Exercise prompt = Review the listing and copy each line that holds the word "день".

Provided records =

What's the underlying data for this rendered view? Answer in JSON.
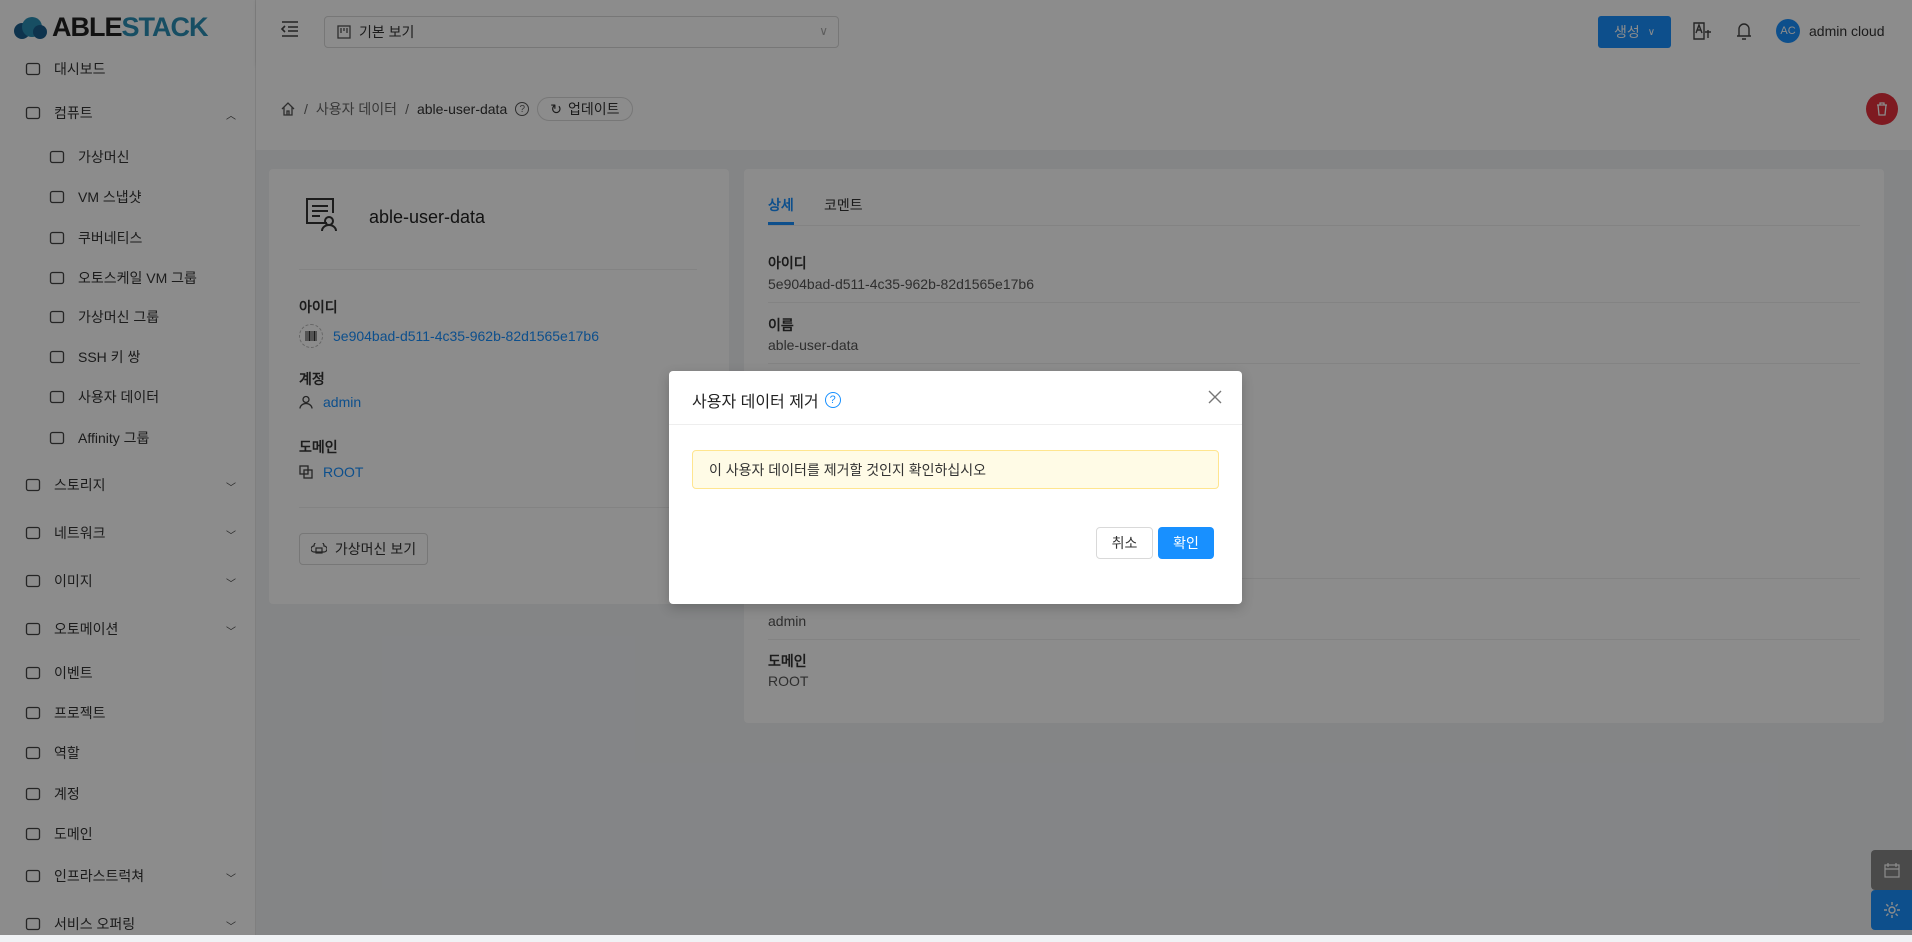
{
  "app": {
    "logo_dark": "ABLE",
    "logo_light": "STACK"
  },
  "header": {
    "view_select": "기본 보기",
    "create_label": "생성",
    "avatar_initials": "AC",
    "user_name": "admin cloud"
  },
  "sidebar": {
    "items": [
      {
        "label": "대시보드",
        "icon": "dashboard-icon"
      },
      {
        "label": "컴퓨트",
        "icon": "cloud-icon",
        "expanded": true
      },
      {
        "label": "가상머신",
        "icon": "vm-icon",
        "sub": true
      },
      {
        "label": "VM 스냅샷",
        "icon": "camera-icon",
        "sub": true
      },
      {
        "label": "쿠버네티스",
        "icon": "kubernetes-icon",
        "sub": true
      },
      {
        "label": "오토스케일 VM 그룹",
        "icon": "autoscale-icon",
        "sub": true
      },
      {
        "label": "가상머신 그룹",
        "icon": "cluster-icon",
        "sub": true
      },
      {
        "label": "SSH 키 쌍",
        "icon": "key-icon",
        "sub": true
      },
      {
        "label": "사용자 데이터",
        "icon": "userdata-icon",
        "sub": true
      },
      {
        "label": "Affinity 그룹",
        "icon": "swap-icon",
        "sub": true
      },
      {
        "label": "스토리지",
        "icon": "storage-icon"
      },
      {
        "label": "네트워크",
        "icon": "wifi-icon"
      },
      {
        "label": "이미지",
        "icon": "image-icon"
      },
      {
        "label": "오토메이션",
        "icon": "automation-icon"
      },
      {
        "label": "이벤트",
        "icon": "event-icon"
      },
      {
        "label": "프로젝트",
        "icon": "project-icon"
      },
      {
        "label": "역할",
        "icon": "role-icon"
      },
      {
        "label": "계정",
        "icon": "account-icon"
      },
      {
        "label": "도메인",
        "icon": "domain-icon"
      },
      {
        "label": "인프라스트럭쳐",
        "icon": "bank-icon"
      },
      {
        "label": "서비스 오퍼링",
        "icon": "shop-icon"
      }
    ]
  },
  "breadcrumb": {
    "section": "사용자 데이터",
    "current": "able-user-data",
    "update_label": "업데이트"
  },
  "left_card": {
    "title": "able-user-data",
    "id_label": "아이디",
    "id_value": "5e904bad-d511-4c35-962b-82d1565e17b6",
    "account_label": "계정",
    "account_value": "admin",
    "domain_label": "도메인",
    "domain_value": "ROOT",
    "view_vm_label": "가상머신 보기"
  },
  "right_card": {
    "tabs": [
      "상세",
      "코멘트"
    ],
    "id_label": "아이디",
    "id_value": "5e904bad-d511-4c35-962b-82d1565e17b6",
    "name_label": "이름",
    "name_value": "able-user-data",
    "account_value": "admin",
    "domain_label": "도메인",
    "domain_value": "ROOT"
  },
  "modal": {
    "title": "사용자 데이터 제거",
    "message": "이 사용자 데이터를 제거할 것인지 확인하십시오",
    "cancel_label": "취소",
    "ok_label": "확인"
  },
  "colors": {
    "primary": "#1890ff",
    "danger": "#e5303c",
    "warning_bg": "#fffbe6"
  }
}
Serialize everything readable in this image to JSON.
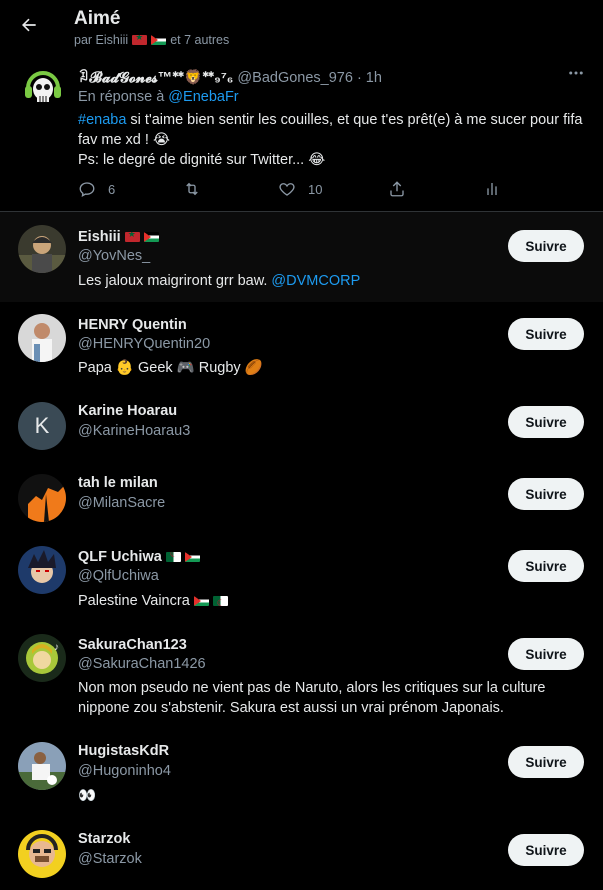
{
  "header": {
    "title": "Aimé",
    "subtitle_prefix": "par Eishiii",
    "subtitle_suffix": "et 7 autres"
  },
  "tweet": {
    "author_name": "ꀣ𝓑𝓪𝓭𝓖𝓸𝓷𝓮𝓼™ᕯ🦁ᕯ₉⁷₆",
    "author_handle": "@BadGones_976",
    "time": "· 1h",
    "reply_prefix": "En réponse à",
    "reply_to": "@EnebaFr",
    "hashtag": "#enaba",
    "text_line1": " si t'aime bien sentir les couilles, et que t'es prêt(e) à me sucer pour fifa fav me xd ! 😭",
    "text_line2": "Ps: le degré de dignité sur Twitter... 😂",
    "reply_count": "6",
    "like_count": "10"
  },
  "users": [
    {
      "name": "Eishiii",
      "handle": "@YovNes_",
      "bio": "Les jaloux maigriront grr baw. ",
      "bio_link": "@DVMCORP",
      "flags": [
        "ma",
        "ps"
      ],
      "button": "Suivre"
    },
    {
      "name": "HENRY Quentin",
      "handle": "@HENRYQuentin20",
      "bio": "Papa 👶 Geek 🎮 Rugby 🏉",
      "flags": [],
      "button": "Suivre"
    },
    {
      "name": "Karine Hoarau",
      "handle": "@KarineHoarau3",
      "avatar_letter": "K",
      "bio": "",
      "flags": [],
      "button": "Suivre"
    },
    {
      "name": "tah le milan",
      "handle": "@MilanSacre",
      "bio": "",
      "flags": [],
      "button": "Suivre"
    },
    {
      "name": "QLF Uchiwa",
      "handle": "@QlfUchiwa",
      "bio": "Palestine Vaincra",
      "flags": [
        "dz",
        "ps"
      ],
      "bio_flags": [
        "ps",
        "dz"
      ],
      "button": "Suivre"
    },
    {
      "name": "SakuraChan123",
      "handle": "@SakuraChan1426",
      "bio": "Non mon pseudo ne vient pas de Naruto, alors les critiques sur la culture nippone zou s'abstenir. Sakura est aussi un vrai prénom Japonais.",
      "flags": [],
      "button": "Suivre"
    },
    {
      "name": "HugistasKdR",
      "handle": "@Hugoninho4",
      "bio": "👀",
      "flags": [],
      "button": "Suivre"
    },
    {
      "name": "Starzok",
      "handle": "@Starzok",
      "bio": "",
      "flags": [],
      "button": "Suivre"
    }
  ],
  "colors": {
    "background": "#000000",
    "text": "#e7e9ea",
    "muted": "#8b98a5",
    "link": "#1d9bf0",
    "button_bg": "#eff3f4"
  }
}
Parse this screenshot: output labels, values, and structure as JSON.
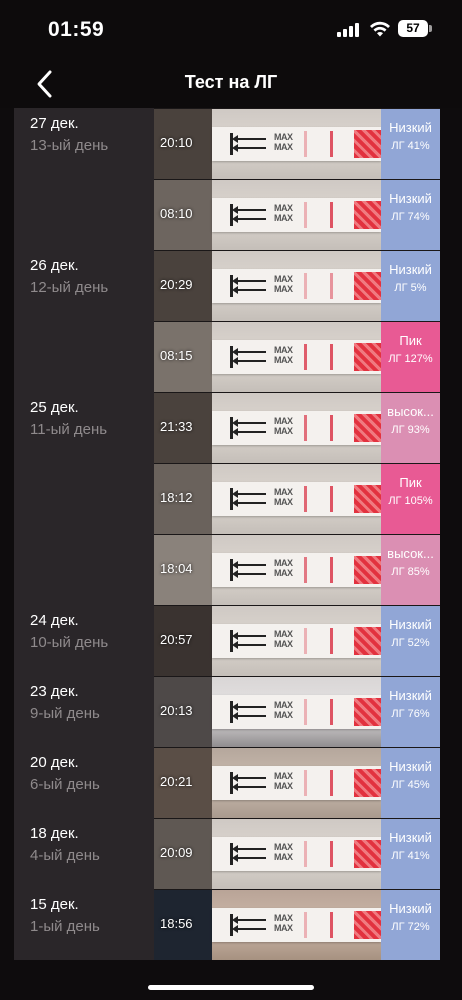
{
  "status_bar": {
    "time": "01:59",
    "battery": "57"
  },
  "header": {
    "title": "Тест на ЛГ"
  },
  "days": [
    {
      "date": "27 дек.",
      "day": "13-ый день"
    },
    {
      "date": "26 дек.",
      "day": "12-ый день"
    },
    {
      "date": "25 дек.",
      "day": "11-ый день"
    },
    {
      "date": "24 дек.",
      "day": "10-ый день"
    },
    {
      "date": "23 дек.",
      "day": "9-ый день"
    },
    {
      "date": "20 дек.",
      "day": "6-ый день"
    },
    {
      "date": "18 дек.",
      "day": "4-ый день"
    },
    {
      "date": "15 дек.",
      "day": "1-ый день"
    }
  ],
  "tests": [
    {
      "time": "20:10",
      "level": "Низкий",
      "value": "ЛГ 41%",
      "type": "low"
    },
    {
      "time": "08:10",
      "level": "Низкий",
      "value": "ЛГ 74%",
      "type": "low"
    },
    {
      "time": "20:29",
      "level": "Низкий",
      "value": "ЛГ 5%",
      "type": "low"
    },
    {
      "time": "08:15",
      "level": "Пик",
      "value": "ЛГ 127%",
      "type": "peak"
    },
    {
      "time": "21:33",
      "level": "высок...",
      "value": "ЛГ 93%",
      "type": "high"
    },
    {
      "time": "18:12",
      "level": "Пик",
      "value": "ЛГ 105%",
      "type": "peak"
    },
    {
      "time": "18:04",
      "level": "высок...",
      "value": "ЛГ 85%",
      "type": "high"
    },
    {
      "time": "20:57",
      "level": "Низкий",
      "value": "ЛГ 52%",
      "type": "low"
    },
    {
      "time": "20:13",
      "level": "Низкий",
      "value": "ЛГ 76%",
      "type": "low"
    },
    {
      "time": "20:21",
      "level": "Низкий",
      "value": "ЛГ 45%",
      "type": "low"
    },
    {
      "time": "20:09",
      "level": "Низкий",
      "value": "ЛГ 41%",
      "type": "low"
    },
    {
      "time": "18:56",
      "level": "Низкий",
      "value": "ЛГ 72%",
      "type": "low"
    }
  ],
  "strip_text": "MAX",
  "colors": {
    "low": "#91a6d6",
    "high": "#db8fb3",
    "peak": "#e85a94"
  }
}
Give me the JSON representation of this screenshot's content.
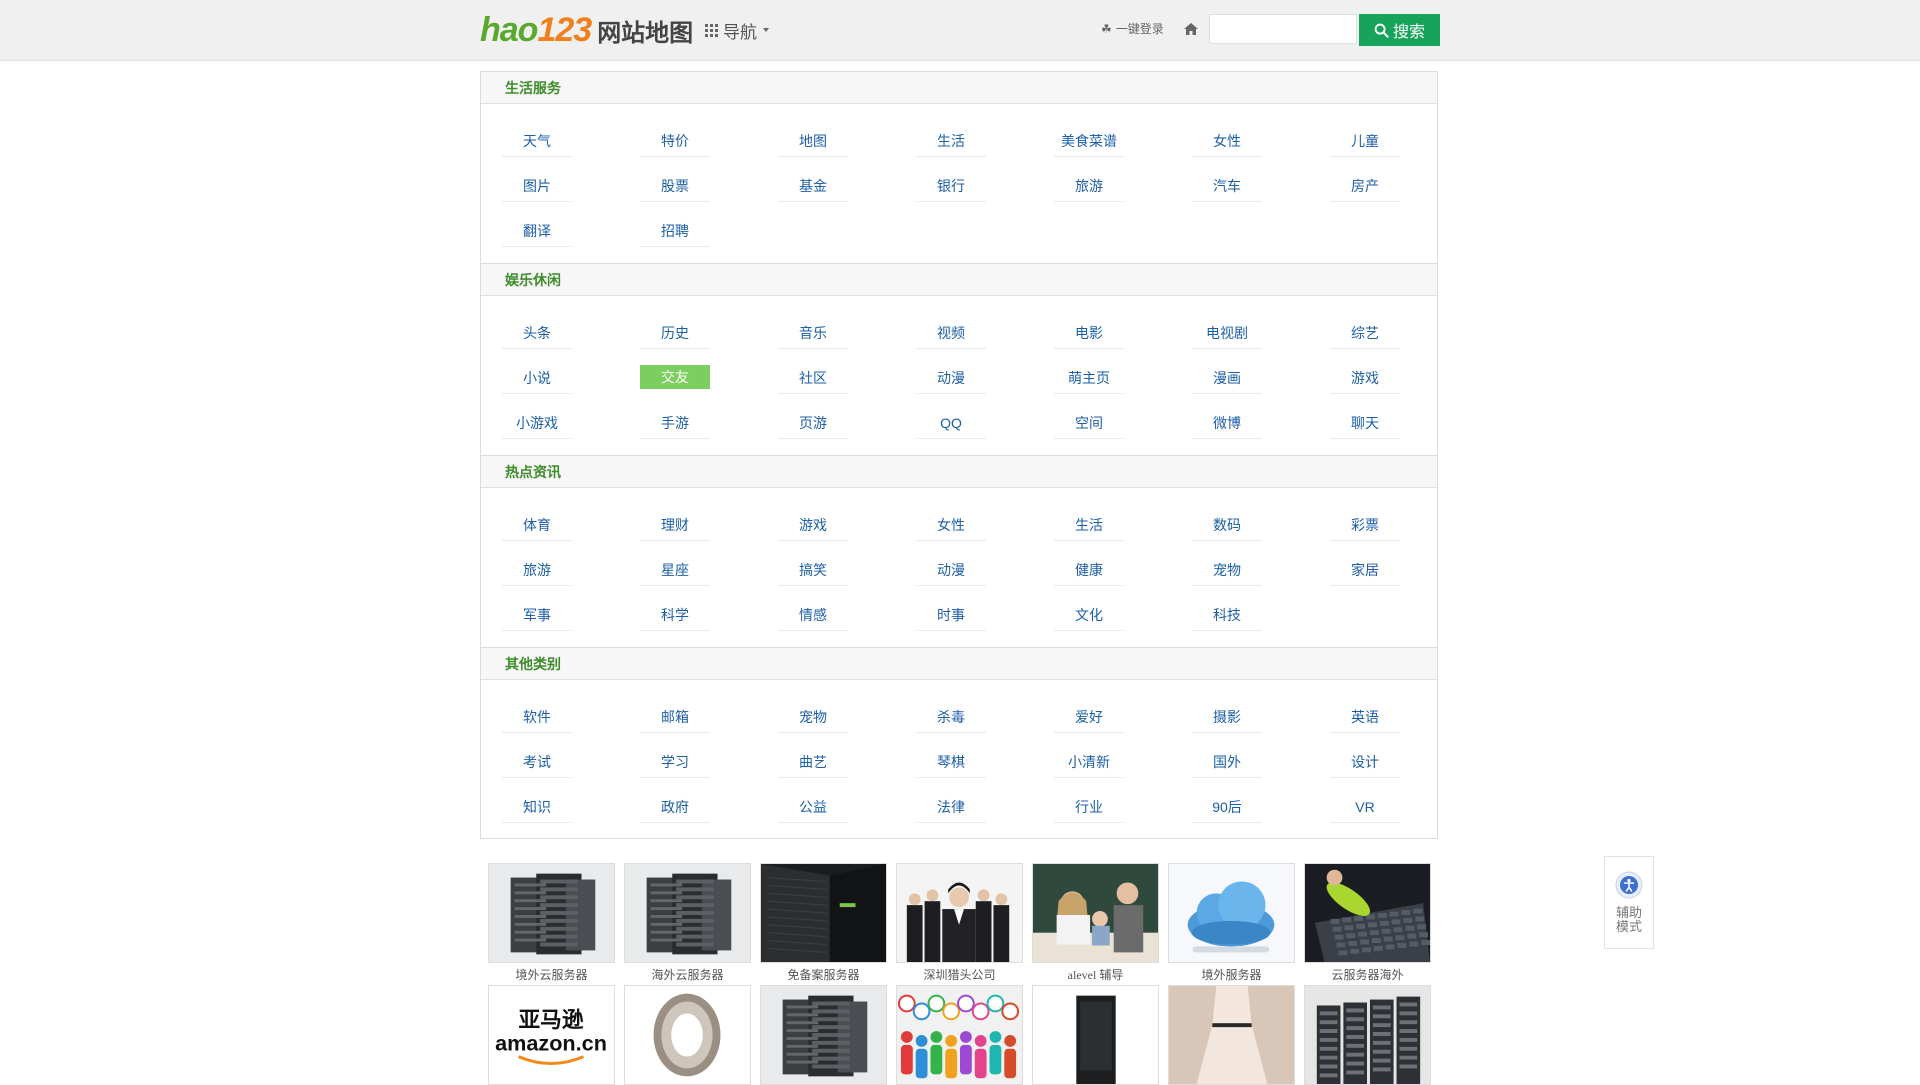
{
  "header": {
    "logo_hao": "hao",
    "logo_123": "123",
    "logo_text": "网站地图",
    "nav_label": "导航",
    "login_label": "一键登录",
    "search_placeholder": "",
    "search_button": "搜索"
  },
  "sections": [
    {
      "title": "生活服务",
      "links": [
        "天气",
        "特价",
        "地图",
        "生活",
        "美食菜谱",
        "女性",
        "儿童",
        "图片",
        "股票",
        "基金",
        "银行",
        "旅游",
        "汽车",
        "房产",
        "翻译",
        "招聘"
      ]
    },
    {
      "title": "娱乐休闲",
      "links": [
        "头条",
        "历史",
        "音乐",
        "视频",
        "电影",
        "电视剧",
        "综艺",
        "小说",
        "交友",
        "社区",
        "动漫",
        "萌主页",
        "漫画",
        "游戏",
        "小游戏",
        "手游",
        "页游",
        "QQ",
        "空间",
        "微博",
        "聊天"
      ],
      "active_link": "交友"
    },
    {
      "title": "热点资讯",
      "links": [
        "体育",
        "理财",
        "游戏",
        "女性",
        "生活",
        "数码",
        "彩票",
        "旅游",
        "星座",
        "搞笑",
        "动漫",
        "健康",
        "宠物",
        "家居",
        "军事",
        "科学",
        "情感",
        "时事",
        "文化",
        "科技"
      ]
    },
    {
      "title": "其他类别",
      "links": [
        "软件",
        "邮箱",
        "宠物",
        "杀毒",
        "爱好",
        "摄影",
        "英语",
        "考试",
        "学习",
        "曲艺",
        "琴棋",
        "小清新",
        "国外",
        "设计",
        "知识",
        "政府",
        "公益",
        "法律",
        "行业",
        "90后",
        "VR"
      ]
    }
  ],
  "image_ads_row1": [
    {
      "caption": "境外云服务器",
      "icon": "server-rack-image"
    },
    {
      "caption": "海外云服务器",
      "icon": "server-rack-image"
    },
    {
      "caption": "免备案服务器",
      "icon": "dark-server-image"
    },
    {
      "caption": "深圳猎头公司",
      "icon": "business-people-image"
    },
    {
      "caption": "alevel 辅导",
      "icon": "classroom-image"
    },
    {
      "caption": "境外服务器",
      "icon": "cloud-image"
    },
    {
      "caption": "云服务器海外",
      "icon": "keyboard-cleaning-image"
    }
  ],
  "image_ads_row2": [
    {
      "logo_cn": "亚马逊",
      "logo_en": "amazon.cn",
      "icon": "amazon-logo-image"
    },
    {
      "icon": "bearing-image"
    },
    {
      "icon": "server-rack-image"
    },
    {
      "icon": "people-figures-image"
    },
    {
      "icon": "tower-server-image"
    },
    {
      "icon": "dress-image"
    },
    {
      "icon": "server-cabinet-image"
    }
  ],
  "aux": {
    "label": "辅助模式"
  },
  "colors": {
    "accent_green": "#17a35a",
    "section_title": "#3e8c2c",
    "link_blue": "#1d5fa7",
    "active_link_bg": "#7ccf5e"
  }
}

Answer space =
      "day": "13-ый день"
      "day": "12-ый день"
      "day": "11-ый день"
      "day": "10-ый день"
      "day": "9-ый день"
      "day": "6-ый день"
      "day": "4-ый день"
      "day": "1-ый день"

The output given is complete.